Web page and app entries

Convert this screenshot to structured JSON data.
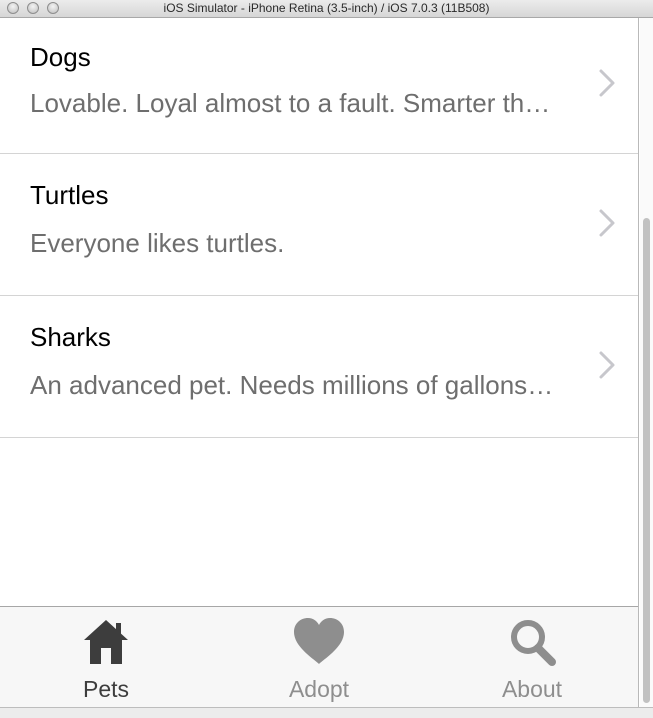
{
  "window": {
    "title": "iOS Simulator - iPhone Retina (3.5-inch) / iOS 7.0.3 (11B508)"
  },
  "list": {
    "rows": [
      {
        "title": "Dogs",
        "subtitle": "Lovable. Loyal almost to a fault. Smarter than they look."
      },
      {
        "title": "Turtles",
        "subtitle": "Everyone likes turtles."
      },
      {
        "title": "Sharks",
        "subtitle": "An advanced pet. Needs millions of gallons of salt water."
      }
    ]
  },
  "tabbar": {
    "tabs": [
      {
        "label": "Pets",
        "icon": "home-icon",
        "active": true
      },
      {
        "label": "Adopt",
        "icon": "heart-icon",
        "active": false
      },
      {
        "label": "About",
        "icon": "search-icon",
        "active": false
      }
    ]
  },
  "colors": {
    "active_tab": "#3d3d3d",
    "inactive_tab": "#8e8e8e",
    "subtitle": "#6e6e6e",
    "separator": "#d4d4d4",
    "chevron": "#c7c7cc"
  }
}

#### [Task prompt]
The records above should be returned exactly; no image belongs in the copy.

#### [Written solution]
Convert this screenshot to structured JSON data.
{
  "window": {
    "title": "iOS Simulator - iPhone Retina (3.5-inch) / iOS 7.0.3 (11B508)"
  },
  "list": {
    "rows": [
      {
        "title": "Dogs",
        "subtitle": "Lovable. Loyal almost to a fault. Smarter than they look."
      },
      {
        "title": "Turtles",
        "subtitle": "Everyone likes turtles."
      },
      {
        "title": "Sharks",
        "subtitle": "An advanced pet. Needs millions of gallons of salt water."
      }
    ]
  },
  "tabbar": {
    "tabs": [
      {
        "label": "Pets",
        "icon": "home-icon",
        "active": true
      },
      {
        "label": "Adopt",
        "icon": "heart-icon",
        "active": false
      },
      {
        "label": "About",
        "icon": "search-icon",
        "active": false
      }
    ]
  },
  "colors": {
    "active_tab": "#3d3d3d",
    "inactive_tab": "#8e8e8e",
    "subtitle": "#6e6e6e",
    "separator": "#d4d4d4",
    "chevron": "#c7c7cc"
  }
}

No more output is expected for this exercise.